I reported the story this past July during my summer internship at KQED Public Radio, working out the Central Valley bureau office in Fresno. Producing a sound postcard is one of two major projects that interns are asked to complete. The sound postcard is different from a regular feature in that the reporter does not narrate the piece. Instead, the subjects themselves narrate, or the sound itself propels the narrative forward. I had a little bit of both in the final piece.
It’s quite difficult to make a good sound postcard, one that flows organically with the subjects from scene to scene– especially on your first try. I had to travel down to Visalia twice to visit Evan’s class and interview him, because I knew that I needed him to comment on certain ideas in his narration to make the story structure work. I also knew that I needed to get clearer examples of Evan interacting with his students. It was tough to capture the scenes for the story because a guitar class is pretty chaotic by nature, with people continually plunking and strumming. During the sound gathering, I constantly switched back and forth between the warmer room mic (the ElectroVoice RE-50B) and the shotgun mic (the AudioTechnica 8035b).
In the end, I was happy with how the mixing turned out. It was fun to hear Evan describe the class in his own words, hear him interact several times with his students, and also to hear a student and parent describe his classroom demeanor and work. Part of the glue that held the piece together was Evan playing one of his own original compositions at both the beginning and the end. I think the two-minute piece managed to capture multiple elements of what was going on in a very busy class, which was part of my goal.
Looking back on the summer, I was so lucky to work with bureau chief Sasha Khokha, an award-winning radio reporter and documentary filmmaker. Sasha exposed me to a ton of different tasks and assignments in my ten short weeks with her, setting me up in a very short period of time to become a freelance producer for The California Report. I’m grateful for her feedback on this story especially, as she painstakingly walked me through the writing, editing, and mixing process.

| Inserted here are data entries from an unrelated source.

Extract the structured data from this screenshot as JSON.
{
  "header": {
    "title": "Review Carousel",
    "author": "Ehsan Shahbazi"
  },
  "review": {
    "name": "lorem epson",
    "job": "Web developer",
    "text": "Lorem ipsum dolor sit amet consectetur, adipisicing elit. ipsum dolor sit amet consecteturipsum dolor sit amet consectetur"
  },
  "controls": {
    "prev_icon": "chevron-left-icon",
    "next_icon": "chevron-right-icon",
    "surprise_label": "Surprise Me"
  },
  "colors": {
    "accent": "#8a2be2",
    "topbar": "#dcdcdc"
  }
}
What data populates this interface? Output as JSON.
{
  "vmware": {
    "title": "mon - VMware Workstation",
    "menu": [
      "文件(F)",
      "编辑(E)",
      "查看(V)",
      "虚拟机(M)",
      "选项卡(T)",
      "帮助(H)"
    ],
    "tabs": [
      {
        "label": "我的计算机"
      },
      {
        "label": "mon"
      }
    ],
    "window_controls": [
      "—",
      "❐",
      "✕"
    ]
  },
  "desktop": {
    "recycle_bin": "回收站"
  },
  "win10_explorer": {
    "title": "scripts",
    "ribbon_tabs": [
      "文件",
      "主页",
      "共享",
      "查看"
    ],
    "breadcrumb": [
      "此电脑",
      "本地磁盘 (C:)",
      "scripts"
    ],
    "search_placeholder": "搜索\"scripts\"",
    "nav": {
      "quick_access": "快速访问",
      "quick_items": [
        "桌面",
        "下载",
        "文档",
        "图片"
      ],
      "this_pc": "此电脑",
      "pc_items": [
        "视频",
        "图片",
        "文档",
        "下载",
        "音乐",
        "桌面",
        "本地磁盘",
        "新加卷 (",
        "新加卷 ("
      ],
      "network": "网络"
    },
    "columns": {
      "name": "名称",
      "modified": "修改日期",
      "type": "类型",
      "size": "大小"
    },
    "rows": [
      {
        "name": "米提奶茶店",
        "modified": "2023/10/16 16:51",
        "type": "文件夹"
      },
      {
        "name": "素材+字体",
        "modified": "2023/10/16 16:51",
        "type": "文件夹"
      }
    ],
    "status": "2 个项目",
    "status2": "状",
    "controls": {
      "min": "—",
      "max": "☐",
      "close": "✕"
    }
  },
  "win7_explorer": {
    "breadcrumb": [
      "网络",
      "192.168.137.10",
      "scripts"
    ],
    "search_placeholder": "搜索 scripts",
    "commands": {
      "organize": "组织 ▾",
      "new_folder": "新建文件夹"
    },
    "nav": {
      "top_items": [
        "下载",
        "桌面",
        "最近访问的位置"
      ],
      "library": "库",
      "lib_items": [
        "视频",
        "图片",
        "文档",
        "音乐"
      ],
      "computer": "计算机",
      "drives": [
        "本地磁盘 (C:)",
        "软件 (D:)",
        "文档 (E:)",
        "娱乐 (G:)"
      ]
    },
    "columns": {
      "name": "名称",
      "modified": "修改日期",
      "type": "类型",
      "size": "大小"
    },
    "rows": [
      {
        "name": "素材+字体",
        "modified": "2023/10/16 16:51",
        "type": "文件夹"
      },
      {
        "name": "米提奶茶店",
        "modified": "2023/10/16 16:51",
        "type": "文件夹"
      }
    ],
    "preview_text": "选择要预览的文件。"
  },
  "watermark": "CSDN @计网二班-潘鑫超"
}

Here’s the link to the final radio story. Also, please consider donating to Sound N Vision, to help them keep their summer educational programs free and accessible.